TASK ITEM:
In the listing below, locate the lines that hold "label" and copy them.
[INPUT DATA Boundary: Start]
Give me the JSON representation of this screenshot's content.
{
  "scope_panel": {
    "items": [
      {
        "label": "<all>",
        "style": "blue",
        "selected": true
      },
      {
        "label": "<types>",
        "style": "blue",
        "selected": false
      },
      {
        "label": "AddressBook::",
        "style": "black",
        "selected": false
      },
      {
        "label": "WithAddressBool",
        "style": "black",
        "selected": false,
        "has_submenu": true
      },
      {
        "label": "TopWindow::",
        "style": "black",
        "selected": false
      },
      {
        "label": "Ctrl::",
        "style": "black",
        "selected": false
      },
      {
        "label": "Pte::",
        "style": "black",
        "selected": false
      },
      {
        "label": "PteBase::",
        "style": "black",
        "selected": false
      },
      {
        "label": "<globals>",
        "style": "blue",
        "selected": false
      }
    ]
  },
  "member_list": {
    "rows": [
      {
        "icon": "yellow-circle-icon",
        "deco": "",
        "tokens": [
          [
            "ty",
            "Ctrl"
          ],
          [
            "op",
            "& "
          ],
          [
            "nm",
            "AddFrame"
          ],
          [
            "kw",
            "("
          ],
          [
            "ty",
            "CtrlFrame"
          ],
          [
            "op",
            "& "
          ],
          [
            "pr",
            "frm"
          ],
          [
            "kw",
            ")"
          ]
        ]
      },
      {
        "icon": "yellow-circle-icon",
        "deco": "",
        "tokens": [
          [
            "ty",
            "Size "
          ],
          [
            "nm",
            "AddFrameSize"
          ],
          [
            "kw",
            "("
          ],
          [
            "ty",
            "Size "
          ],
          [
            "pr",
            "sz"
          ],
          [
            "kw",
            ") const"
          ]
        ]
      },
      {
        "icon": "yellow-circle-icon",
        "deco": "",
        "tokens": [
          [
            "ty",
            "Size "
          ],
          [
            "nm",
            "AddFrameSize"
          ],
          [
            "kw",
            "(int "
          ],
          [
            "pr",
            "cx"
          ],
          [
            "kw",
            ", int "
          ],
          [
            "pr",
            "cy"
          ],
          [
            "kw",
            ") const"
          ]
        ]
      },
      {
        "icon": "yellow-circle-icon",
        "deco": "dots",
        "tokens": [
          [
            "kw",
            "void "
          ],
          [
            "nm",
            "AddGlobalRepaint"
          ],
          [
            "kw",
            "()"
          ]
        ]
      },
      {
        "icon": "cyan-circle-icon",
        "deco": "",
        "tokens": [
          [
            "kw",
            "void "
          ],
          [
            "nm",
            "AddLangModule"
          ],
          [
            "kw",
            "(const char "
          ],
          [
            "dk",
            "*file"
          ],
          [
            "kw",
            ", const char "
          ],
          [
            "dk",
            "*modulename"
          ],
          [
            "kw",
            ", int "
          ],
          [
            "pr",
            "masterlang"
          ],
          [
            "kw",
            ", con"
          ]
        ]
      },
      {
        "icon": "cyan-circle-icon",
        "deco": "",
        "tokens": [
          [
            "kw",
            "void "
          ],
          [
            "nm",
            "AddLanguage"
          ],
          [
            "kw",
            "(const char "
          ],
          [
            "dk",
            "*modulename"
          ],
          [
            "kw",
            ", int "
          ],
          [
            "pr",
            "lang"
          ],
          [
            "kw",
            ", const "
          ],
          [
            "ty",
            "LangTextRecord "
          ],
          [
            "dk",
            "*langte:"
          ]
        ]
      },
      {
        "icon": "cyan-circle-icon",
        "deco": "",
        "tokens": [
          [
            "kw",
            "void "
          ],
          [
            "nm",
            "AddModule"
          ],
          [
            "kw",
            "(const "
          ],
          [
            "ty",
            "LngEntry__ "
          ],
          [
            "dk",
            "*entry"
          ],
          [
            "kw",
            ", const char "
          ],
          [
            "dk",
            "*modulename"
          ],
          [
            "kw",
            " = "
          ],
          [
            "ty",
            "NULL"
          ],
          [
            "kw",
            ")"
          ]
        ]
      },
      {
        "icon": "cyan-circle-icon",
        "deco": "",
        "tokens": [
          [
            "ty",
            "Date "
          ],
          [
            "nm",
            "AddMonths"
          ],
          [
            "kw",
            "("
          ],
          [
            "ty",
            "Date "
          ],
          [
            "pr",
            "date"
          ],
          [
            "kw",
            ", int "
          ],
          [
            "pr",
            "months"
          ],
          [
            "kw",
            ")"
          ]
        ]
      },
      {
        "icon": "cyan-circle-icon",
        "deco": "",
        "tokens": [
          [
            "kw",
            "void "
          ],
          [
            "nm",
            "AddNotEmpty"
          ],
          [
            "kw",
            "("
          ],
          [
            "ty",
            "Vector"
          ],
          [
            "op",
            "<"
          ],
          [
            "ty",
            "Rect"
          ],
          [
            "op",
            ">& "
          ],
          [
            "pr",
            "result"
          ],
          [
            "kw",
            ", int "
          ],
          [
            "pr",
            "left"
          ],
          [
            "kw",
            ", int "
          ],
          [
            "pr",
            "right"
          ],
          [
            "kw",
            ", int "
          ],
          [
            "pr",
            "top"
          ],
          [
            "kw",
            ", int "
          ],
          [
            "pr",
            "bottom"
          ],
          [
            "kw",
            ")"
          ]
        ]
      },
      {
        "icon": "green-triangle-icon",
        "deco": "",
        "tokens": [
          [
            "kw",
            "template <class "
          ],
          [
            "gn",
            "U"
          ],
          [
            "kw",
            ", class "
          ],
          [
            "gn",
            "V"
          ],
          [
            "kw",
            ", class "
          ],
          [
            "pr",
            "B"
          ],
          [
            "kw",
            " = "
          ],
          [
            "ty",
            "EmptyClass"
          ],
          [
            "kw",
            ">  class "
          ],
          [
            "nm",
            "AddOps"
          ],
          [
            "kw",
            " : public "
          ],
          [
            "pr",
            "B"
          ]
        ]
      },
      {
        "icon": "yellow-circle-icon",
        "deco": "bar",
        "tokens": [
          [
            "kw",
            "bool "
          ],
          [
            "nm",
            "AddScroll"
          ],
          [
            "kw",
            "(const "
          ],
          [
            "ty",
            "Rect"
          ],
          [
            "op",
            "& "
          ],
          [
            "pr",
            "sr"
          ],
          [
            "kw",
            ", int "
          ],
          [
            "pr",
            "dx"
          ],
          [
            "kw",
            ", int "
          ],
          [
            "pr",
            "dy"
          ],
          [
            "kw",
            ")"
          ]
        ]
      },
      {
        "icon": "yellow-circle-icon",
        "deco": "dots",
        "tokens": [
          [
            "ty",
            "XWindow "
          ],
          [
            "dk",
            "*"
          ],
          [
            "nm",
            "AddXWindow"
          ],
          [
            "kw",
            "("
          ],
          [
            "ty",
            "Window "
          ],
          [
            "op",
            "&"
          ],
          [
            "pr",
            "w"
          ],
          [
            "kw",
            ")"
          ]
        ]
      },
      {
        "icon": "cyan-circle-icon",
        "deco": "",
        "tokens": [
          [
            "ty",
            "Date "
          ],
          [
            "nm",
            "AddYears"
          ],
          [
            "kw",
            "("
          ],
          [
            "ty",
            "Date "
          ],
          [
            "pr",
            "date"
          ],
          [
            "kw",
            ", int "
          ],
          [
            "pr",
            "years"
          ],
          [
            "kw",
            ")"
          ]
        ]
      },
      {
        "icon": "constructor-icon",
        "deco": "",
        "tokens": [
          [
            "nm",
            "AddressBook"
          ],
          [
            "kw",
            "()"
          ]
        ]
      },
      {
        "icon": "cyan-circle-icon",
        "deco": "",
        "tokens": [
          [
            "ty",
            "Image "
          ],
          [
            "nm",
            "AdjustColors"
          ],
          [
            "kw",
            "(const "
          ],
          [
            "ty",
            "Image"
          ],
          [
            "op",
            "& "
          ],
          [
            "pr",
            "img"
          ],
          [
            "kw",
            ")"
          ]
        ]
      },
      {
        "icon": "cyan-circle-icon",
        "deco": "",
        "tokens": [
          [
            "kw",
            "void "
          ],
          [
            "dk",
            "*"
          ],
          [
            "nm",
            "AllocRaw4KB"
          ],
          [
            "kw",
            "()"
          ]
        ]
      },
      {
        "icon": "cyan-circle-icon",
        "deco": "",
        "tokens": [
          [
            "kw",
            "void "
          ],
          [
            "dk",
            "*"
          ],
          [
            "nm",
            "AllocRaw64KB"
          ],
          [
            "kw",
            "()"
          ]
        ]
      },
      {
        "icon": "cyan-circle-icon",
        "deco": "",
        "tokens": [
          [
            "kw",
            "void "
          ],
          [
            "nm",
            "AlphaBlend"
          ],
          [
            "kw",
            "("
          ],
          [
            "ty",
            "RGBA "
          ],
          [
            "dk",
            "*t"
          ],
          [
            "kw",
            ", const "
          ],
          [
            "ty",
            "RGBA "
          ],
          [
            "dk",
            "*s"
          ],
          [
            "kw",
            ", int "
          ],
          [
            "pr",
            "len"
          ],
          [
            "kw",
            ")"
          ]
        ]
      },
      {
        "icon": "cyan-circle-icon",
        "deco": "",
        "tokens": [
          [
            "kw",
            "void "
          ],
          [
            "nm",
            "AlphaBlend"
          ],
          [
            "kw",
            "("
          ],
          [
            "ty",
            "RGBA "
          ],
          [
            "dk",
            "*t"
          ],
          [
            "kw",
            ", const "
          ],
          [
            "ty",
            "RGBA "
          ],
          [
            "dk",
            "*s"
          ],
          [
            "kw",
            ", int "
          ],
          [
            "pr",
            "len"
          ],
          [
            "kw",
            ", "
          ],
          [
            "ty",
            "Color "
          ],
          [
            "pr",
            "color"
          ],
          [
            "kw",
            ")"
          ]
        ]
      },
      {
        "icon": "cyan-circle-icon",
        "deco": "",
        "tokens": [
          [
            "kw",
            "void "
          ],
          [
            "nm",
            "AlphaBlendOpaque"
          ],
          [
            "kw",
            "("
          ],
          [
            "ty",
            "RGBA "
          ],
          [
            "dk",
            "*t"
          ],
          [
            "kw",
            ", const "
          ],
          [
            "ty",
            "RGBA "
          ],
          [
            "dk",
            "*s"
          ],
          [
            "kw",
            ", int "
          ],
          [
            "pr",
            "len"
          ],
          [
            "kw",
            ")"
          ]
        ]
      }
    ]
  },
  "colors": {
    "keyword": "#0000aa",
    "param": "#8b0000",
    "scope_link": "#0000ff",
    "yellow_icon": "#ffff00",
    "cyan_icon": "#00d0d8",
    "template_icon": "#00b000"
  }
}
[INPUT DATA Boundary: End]
RESULT FOR THIS EXERCISE:
        "label": "<all>",
        "label": "<types>",
        "label": "AddressBook::",
        "label": "WithAddressBool",
        "label": "TopWindow::",
        "label": "Ctrl::",
        "label": "Pte::",
        "label": "PteBase::",
        "label": "<globals>",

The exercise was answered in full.